WORKING DATA:
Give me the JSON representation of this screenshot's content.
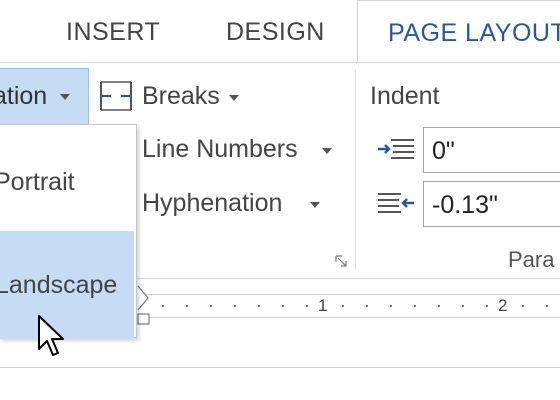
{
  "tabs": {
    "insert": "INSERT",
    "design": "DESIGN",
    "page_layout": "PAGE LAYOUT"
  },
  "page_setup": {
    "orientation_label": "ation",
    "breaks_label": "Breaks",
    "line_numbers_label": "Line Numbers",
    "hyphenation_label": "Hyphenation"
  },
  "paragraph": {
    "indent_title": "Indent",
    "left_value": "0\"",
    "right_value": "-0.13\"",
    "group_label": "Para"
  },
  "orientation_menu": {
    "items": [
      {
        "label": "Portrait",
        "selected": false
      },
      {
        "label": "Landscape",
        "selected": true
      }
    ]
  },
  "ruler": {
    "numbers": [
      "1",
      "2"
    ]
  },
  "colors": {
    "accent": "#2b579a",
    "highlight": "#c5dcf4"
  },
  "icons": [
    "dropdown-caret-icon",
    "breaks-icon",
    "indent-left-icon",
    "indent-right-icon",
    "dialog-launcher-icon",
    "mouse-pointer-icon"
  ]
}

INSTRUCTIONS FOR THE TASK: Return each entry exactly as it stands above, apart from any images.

TASK RESULT:
Give me the JSON representation of this screenshot's content.
{
  "tabs": {
    "insert": "INSERT",
    "design": "DESIGN",
    "page_layout": "PAGE LAYOUT"
  },
  "page_setup": {
    "orientation_label": "ation",
    "breaks_label": "Breaks",
    "line_numbers_label": "Line Numbers",
    "hyphenation_label": "Hyphenation"
  },
  "paragraph": {
    "indent_title": "Indent",
    "left_value": "0\"",
    "right_value": "-0.13\"",
    "group_label": "Para"
  },
  "orientation_menu": {
    "items": [
      {
        "label": "Portrait",
        "selected": false
      },
      {
        "label": "Landscape",
        "selected": true
      }
    ]
  },
  "ruler": {
    "numbers": [
      "1",
      "2"
    ]
  },
  "colors": {
    "accent": "#2b579a",
    "highlight": "#c5dcf4"
  },
  "icons": [
    "dropdown-caret-icon",
    "breaks-icon",
    "indent-left-icon",
    "indent-right-icon",
    "dialog-launcher-icon",
    "mouse-pointer-icon"
  ]
}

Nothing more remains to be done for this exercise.